An interview with a Ukrainian professor and member of Ukrainian National Academy of Science, who did not want to reveal his name due to fear of losing his job.
How would you describe the development of science in Ukraine in recent years?
From my point of view, there was a stable crisis in Ukrainian science during the last 5 years. There were no positive changes, even after the Euromaidan. The number of research institutes decreases, scientific workers are being fired, the government does not finance fundamental and applied scientific research. Additionally, the level of preparation of candidate and doctoral theses is gradually declining, corruption is becoming stronger during thesis defenses, and plagiarism is widespread.
Only 10 percent of Ukrainian scientists are under 35 years old. In most institutes, around 30 percent of scientific workers are pensioners, with an average age of 71 years. The vast majority of them do not contribute positively to science; they just occupy positions which could be taken by people with more youthful perspectives. Also, older scientists are paid by the government from state funds, which could be used for the development of science.
What steps does the Ukrainian government take to support the science?

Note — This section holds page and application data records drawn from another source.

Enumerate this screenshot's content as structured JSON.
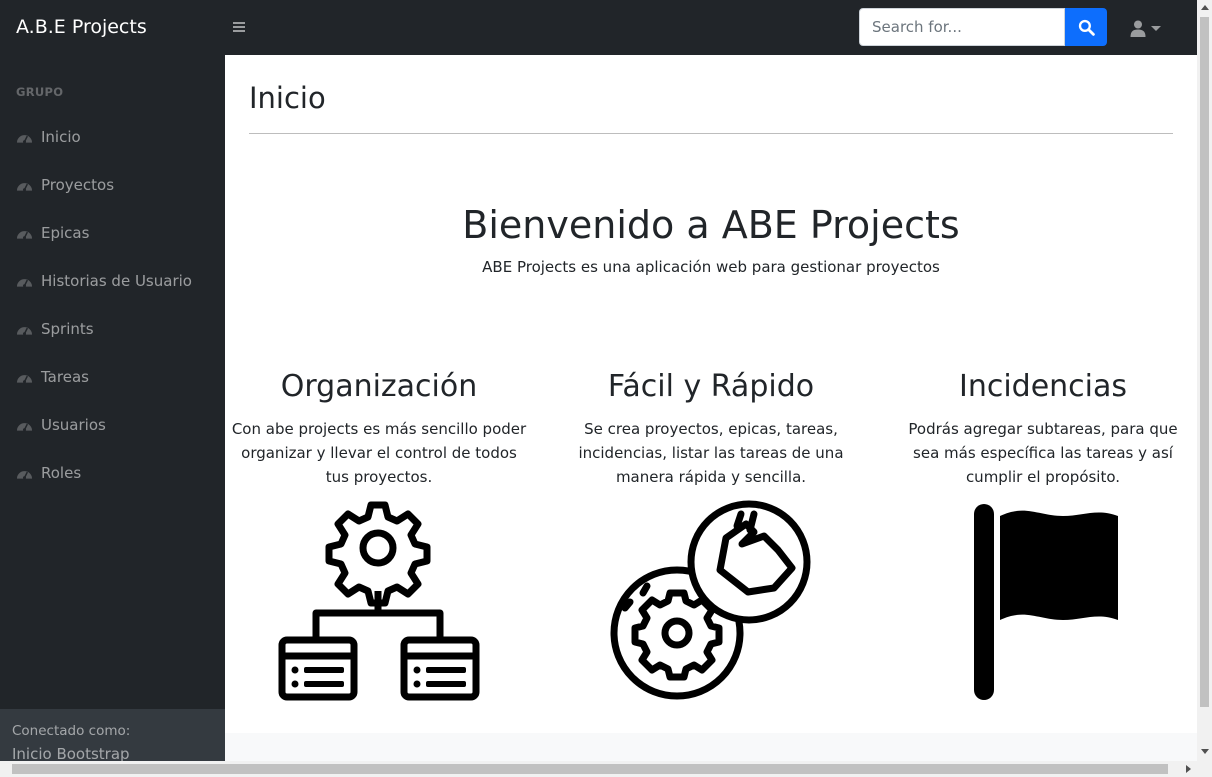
{
  "navbar": {
    "brand": "A.B.E Projects",
    "search_placeholder": "Search for...",
    "toggle_icon": "menu-icon",
    "search_icon": "search-icon",
    "user_icon": "user-icon"
  },
  "sidebar": {
    "heading": "GRUPO",
    "items": [
      {
        "label": "Inicio",
        "icon": "tachometer-icon"
      },
      {
        "label": "Proyectos",
        "icon": "tachometer-icon"
      },
      {
        "label": "Epicas",
        "icon": "tachometer-icon"
      },
      {
        "label": "Historias de Usuario",
        "icon": "tachometer-icon"
      },
      {
        "label": "Sprints",
        "icon": "tachometer-icon"
      },
      {
        "label": "Tareas",
        "icon": "tachometer-icon"
      },
      {
        "label": "Usuarios",
        "icon": "tachometer-icon"
      },
      {
        "label": "Roles",
        "icon": "tachometer-icon"
      }
    ],
    "footer": {
      "label": "Conectado como:",
      "user": "Inicio Bootstrap"
    }
  },
  "main": {
    "page_title": "Inicio",
    "hero_title": "Bienvenido a ABE Projects",
    "hero_subtitle": "ABE Projects es una aplicación web para gestionar proyectos",
    "features": [
      {
        "title": "Organización",
        "text": "Con abe projects es más sencillo poder organizar y llevar el control de todos tus proyectos.",
        "icon": "gear-hierarchy-icon"
      },
      {
        "title": "Fácil y Rápido",
        "text": "Se crea proyectos, epicas, tareas, incidencias, listar las tareas de una manera rápida y sencilla.",
        "icon": "gear-hand-icon"
      },
      {
        "title": "Incidencias",
        "text": "Podrás agregar subtareas, para que sea más específica las tareas y así cumplir el propósito.",
        "icon": "flag-icon"
      }
    ]
  },
  "colors": {
    "dark": "#212529",
    "primary": "#0d6efd",
    "sidebar_footer": "#343a40"
  }
}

Funding for science is reduced each year. At the same time, funds are not distributed according to scientific subjects, but according to the number of employees in institutes, which is not conducive to the full and objective study of the scientific problems. Unlike in other countries, the Ukrainian government also creates obstacles for scientists applying for international grants or foreign investment. There is nothing that encourages young scientists to conduct their researches in Ukraine, therefore the government supports ‘aging of Ukrainian science’.
What can you tell me about corruption in Ukrainian science?
It is overwhelming. To get any scientific title you need to pay a bribe. Due to this, it is extremely difficult for quality scientists to get the titles they deserve, but very easy for people with money, but without any knowledge, to buy them. There are many members of Ukrainian National Academy of Science who should not be in the positions they currently hold. Let us consider the example of any huge human or animal disease in the country. Officials are earning money on people’s grief by buying expensive medicine of bad quality with state money.
What is the role of foreign investment in the development of Ukrainian science, and where does it comes from?
Due to foreign investment, the material and technical foundations of institutions increase. However, without state support for investment, institutions, and the financing of research workers’ salaries, research is being conducted only formally. Consequently, there is no objectivity and innovation. The government is not interested in supporting even a technique bought with foreign funds, as it cannot make money on this.
Presently, the USA is the most significant investor in Ukrainian science, while the European Union – which has experienced Ukrainian corruption – does not trust Ukrainian officials, and is no longer interested in such investment.
How could the international community help Ukrainian science?
The international community could help to introduce system reforms of the main Ukrainian National Academy of Science and its branches, and, in particular, the system of financing of science and defense of scientific works. Academics should be replaced by good modern managers with organizational skills, while the same academics can be involved as consultants in projects where they can really contribute. It is a common practice abroad. Foreign experience could be a chance for Ukraine to change a number of Soviet issues, such as the small ’starting salaries’ for young scientists.
In your opinion, what are the main reasons Ukrainian scientists are moving abroad?
There is no possibility for self-realization for a scientist in Ukraine. It is not possible to conduct comprehensive research, and it is not possible to survive with Ukrainian salary. The average salary of a scientist in Ukraine is $150. In other countries, scientists earn $800-1200. Salaries correspond to the scientist’s level abroad, and he can conduct quality research with state financing.
Some scientists are, of course, staying in Ukraine due to different reasons. However, their life is a constant fight against corruption schemes and for survival. Some could go into the private sector, and realize themselves to some extent. Working for international companies and research initiatives in Ukraine is another alternative, as long as their projects have minor connections with Ukrainian government.
Do you see perspectives for development of Ukrainian science?
The situation in science in Ukraine could not change for better until the scientific system, specifically the leadership of big and branch academies, is reformed. However, if the situation does not get better in the next 2-3 years, all the promising young researchers will emigrate, scientific institutions will close, and Ukrainian science will be thrown back for decades.
How can the young generation of scientists change the situation for better?
Unfortunately, the young generation mostly does not have moral principles in the situation of overall corruption. They want to get as many titles as possible, and do not think about the development of science in the country. The only chance for positive change comes when young people get study or work practice abroad, and then return to Ukraine with their knowledge and experience. Even if a young scientist goes for a traineeship abroad for only one month, after coming back to Ukraine, his perception is already different. He remembers the respect he was treated with and the conditions of work for scientists abroad.
However, I would stress that all reforms in Ukraine should be done only with foreign control, otherwise, the new generation will not be able to change anything. Another thing is that many pensioners who do not contribute into the development of science should be hired to make space for young generation.
The interview was edited by Nathan Stormont.